Risky Higher Education and Subsidies
FRB Richmond Working Paper No. 03-2
46 Pages Posted: 3 Dec 2012
Date Written: August 12, 2003
Tertiary education in the U.S. requires large investments that are risky, lumpy, and well-timed. Tertiary education is also heavily subsidized. By making the risk of human capital investment more acceptable, especially to low wealth households, subsidies may increase investment in human capital, lower long-run inequality, and reduce aggregate precautionary savings. However, subsidies also encourage more poorly prepared students to attend and are usually financed via distortionary taxes. In this paper, we find that observed collegiate subsidies improve welfare substantially relative to the fully decentralized (zero subsidy) outcome. We show that subsidies help smooth consumption, lower skill premia, increase interest rates as precautionary savings fall, lower the inequality of both consumption and wealth, increase intergenerational income mobility and raise welfare, even when financed by distortionary taxes.
Keywords: human capital risk, heterogeneous agents, college education

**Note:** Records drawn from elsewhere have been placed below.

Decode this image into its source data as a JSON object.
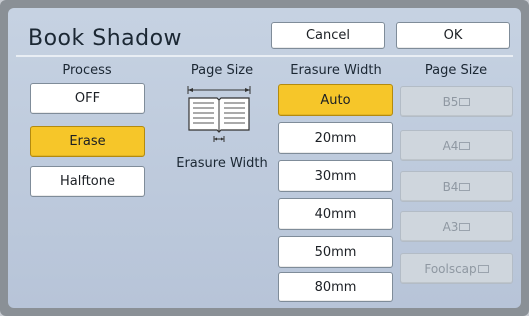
{
  "title": "Book Shadow",
  "header": {
    "cancel_label": "Cancel",
    "ok_label": "OK"
  },
  "process": {
    "heading": "Process",
    "options": [
      "OFF",
      "Erase",
      "Halftone"
    ],
    "selected": "Erase"
  },
  "page_size_panel": {
    "heading": "Page Size",
    "caption": "Erasure Width",
    "icon": "open-book-icon"
  },
  "erasure_width": {
    "heading": "Erasure Width",
    "options": [
      "Auto",
      "20mm",
      "30mm",
      "40mm",
      "50mm",
      "80mm"
    ],
    "selected": "Auto"
  },
  "page_size": {
    "heading": "Page Size",
    "options": [
      "B5",
      "A4",
      "B4",
      "A3",
      "Foolscap"
    ],
    "orientation_icon": "landscape-page-icon",
    "enabled": false
  },
  "colors": {
    "panel_bg": "#bdc9dc",
    "selected": "#f6c629",
    "button": "#ffffff",
    "disabled_button": "#cfd6dd"
  }
}
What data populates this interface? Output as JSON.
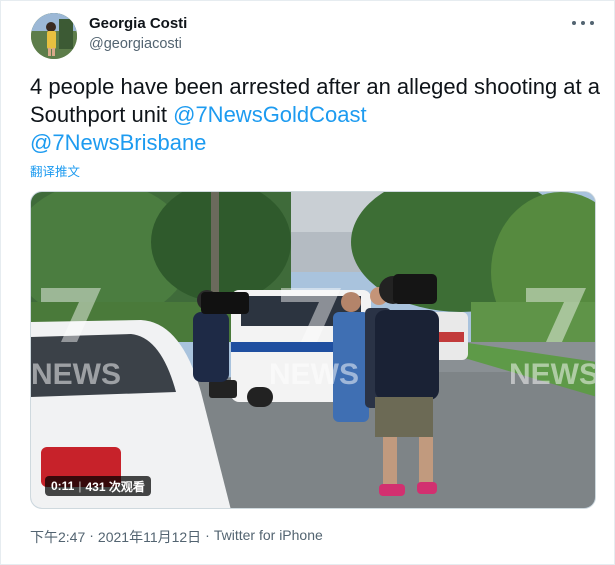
{
  "author": {
    "display_name": "Georgia Costi",
    "handle": "@georgiacosti"
  },
  "tweet": {
    "text_prefix": "4 people have been arrested after an alleged shooting at a Southport unit ",
    "mention_1": "@7NewsGoldCoast",
    "mention_2": "@7NewsBrisbane",
    "translate_label": "翻译推文"
  },
  "media": {
    "elapsed": "0:11",
    "views": "431 次观看",
    "watermark": "NEWS"
  },
  "meta": {
    "time": "下午2:47",
    "date": "2021年11月12日",
    "separator_1": "·",
    "separator_2": "·",
    "source": "Twitter for iPhone"
  },
  "icons": {
    "more": "more-dots-icon"
  },
  "colors": {
    "link": "#1d9bf0",
    "text": "#0f1419",
    "muted": "#536471"
  }
}
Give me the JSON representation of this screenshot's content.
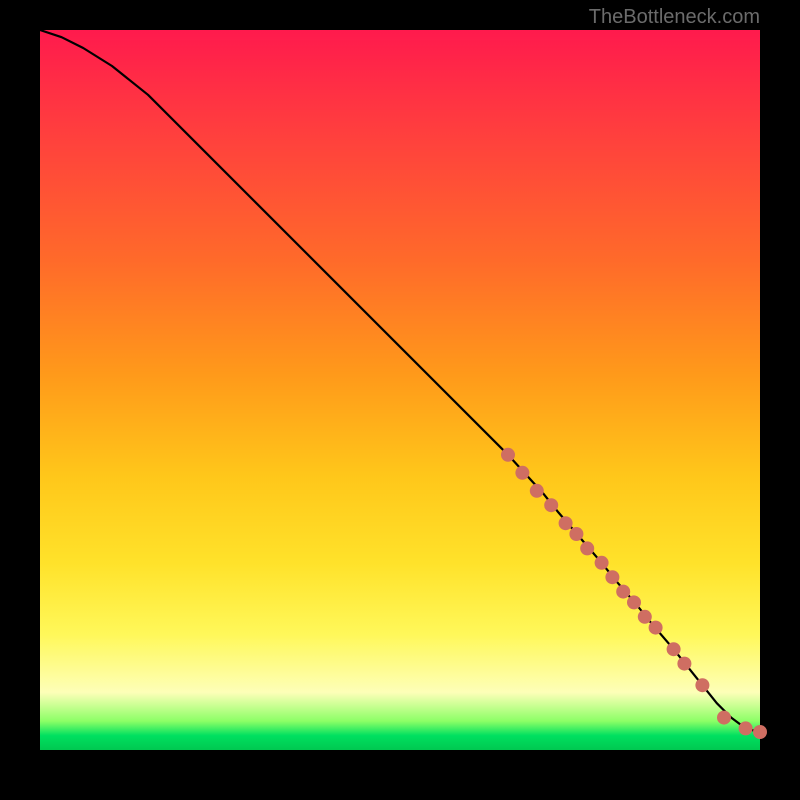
{
  "attribution_text": "TheBottleneck.com",
  "chart_data": {
    "type": "line",
    "title": "",
    "xlabel": "",
    "ylabel": "",
    "xlim": [
      0,
      100
    ],
    "ylim": [
      0,
      100
    ],
    "curve": {
      "x": [
        0,
        3,
        6,
        10,
        15,
        20,
        30,
        40,
        50,
        60,
        65,
        70,
        72,
        75,
        78,
        80,
        83,
        85,
        88,
        90,
        92,
        94,
        96,
        98,
        100
      ],
      "y": [
        100,
        99,
        97.5,
        95,
        91,
        86,
        76,
        66,
        56,
        46,
        41,
        35.5,
        33,
        29.5,
        26,
        23.5,
        20,
        17.5,
        14,
        11.5,
        9,
        6.5,
        4.5,
        3,
        2.5
      ]
    },
    "scatter": {
      "name": "highlighted-points",
      "color": "#cf6e62",
      "x": [
        65,
        67,
        69,
        71,
        73,
        74.5,
        76,
        78,
        79.5,
        81,
        82.5,
        84,
        85.5,
        88,
        89.5,
        92,
        95,
        98,
        100
      ],
      "y": [
        41,
        38.5,
        36,
        34,
        31.5,
        30,
        28,
        26,
        24,
        22,
        20.5,
        18.5,
        17,
        14,
        12,
        9,
        4.5,
        3,
        2.5
      ]
    },
    "gradient_stops": [
      {
        "pos": 0,
        "color": "#ff1a4d"
      },
      {
        "pos": 14,
        "color": "#ff3e3e"
      },
      {
        "pos": 32,
        "color": "#ff6a2a"
      },
      {
        "pos": 48,
        "color": "#ff9a1a"
      },
      {
        "pos": 62,
        "color": "#ffc71a"
      },
      {
        "pos": 74,
        "color": "#ffe22a"
      },
      {
        "pos": 84,
        "color": "#fff85a"
      },
      {
        "pos": 92,
        "color": "#fdffb8"
      },
      {
        "pos": 96,
        "color": "#8cff66"
      },
      {
        "pos": 98,
        "color": "#00e060"
      },
      {
        "pos": 100,
        "color": "#00c850"
      }
    ]
  }
}
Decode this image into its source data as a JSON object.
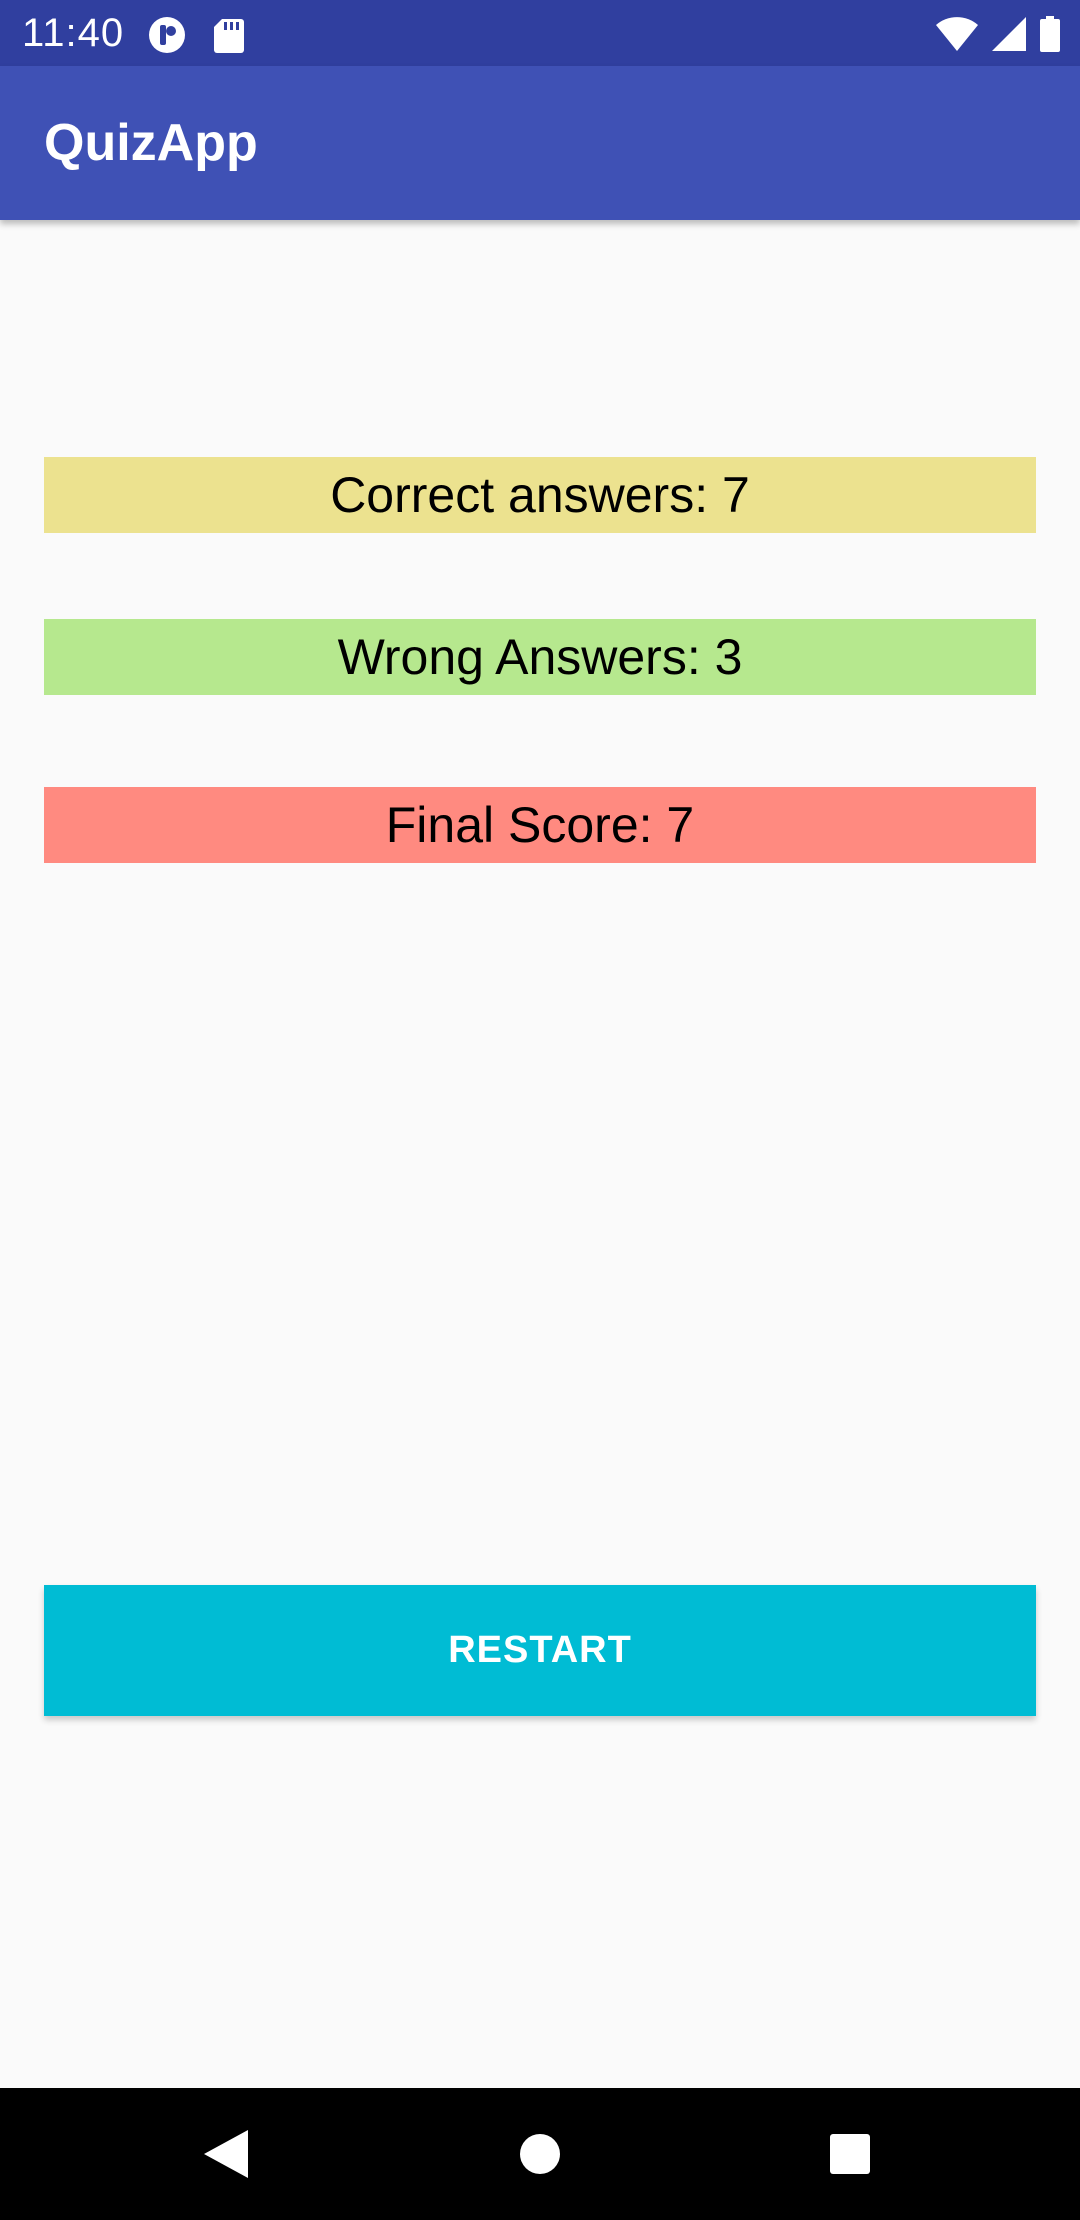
{
  "status_bar": {
    "time": "11:40",
    "icons": [
      "notification-app-icon",
      "sd-card-icon",
      "wifi-icon",
      "signal-icon",
      "battery-icon"
    ],
    "background_color": "#303f9f"
  },
  "app_bar": {
    "title": "QuizApp",
    "background_color": "#3f51b5"
  },
  "results": {
    "correct": {
      "label": "Correct answers: 7",
      "color": "#ece28f"
    },
    "wrong": {
      "label": "Wrong Answers: 3",
      "color": "#b6e88e"
    },
    "score": {
      "label": "Final Score: 7",
      "color": "#ff8a80"
    }
  },
  "restart_button": {
    "label": "RESTART",
    "color": "#00bcd4"
  },
  "nav_bar": {
    "buttons": [
      "back-icon",
      "home-icon",
      "recents-icon"
    ]
  }
}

JEL Classification: E60, I22
Suggested Citation: Suggested Citation